The teenagers on our streets are not faceless, nameless kids. They are our children, with names like Katie, Mark, David and Sally. Sometimes young girls, and even some boys, trade their bodies for a warm, dry place to sleep.

The recent annual One Night Count taken in King County found a sharp increase of 21 percent, up from last year, of people sleeping on the streets and in their cars. This is a crisis.

I know, personally, how it feels to be homeless. I lived on the streets of Bremerton for three years, much of it while reeling from the effects of depression — having lost everything that had “defined” me after a major business failure — my waterfront home, possessions, friends, spousal and family relations. I was lucky I still had an old, used van to sleep in at night, and the company of my 10-pound dog, Willow.

Tent cities offer at least some of that same kind of potential mutual compassion and companionship. Opening additional tent cities is not a final answer toward solving the problems of homelessness, but they are a good first step in getting there.

Getting families, teenagers, chronically homeless men and women into their “own” homes or apartments, stimulating the business environment to create more living-wage jobs, offering accessible counseling and assistance to help the homeless restore their financial footing: These are all important next steps. And so is fostering a change in public attitude toward homelessness by promoting the American ideal that everyone deserves human dignity, honor and respect.

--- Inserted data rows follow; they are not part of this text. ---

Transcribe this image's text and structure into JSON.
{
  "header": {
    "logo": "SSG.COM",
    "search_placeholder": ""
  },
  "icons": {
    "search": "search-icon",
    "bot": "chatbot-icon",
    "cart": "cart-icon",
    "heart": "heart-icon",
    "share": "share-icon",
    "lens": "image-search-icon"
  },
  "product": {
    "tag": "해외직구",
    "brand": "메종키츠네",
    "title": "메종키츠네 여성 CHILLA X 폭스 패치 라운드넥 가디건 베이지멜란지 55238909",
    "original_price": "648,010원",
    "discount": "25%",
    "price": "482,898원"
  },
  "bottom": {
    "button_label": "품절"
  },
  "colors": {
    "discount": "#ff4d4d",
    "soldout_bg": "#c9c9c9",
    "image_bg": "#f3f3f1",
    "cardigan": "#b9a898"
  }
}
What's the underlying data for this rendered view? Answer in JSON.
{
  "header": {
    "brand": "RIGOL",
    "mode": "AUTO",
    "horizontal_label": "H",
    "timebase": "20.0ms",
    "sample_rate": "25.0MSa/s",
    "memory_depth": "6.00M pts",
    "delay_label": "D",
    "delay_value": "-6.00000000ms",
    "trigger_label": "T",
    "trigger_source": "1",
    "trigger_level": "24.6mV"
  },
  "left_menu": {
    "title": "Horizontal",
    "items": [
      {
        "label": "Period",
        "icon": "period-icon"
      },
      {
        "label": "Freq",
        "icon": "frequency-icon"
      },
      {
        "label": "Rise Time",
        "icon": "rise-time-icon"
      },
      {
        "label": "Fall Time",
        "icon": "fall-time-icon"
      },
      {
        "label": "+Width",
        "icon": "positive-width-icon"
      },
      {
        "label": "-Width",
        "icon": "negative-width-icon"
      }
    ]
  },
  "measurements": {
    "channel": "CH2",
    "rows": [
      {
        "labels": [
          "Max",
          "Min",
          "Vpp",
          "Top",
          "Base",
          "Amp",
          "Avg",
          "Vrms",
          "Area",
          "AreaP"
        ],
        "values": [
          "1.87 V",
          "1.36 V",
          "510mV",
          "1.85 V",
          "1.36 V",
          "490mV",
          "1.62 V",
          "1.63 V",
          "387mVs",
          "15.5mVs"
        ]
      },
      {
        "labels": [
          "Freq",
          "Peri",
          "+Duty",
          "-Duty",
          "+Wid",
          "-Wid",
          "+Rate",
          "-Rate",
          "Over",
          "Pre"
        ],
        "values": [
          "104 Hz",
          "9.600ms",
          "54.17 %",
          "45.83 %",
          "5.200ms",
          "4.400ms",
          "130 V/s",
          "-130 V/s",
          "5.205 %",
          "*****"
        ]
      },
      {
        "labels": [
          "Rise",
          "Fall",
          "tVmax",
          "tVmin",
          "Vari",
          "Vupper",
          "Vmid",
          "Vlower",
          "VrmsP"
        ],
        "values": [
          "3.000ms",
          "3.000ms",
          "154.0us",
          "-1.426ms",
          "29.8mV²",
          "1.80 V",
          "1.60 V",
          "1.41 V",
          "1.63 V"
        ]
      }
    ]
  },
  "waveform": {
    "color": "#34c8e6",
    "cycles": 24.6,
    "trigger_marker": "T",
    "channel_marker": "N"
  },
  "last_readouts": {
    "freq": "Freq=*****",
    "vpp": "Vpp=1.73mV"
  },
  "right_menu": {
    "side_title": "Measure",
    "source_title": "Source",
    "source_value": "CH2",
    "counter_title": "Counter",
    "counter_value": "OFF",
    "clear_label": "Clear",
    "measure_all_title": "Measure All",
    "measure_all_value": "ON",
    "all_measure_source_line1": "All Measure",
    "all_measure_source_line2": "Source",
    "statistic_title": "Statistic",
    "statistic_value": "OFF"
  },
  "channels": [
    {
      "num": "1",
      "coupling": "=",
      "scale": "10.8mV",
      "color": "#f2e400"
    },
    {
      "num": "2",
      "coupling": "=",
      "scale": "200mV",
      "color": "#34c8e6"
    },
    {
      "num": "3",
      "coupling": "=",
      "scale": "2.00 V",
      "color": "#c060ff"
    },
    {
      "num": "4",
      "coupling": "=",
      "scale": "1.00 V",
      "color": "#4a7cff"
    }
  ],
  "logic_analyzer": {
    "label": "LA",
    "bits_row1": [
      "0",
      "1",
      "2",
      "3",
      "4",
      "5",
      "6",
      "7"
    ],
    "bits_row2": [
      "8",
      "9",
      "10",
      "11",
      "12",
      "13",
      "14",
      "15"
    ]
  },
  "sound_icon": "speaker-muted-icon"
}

Small tent cities of 30 to 40 people are much better than larger ones. A small tent city can leave enough space between tents to allow for some privacy, has less trash to be handled, doesn’t overwhelm local bathroom facilities, and makes it much easier for social service agencies to provide food, health care and support for the many things people need to survive.

A small tent city can be a place where miracles can happen, through mutual kindness and compassion. It can be a place where local neighbors can visit and learn that the homeless are no different from themselves — other than not having a warm, permanent place to call “home.”

A small tent city can be a place where caring people come to bring clean clothes, new socks, toys for the homeless children, diapers, towels and soaps, and so many things the homeless need.

It can be a place where enterprising people, or employers, can come to search for people they can put to work. It can be a place where someone who has a spare room, or even an old, empty rental home, can go to find a family that needs a roof over their heads and a way to get back on their feet.

There are homeless babies, huddled with their families against the cold, living in cars, for whom a tent city can be a welcome relief. There are homeless veterans who, having given deeply for their country, are due a deep honor from the nation they served. They would gladly keep the peace in their tent city neighborhood.

Please understand, however, what a tent city is not. It is not a place to send people so they are permanently out of sight and out of mind. At best, it is a temporary stopgap solution to a homeless person’s most pressing problems. Homelessness is like a cancer that slowly eats away at the dreams and hopes of many of our dearest fellow citizens and street-bound neighbors.

Lastly, a tent city is a place where you, yourself, can reach out with compassion and help someone. You can be part of a miracle for a homeless teenager, individual or family, if you wish. I know “street angels” are among us — I’ve met many of them. I guarantee that, if you try, you would feel as though you’ve done something significant, which you would remember and cherish for all the days of the rest of your life.

There is also the “fear factor” of being around the homeless. But once neighbors take time to visit a tent city and meet the people, the fear goes away.

If you want to do something special, go to a tent city and find someone who is having a birthday. Get the person a present, or a card. It may have been many years since they have been honored in this fashion.

While no one holds a “magic wand” to end homelessness altogether, we can, working together, alleviate it significantly. It is up to each of us to find a way to make our cities and nation a better place to live, for everyone — and to make of our lives a gift for others, and to enjoy the gifts they offer to us.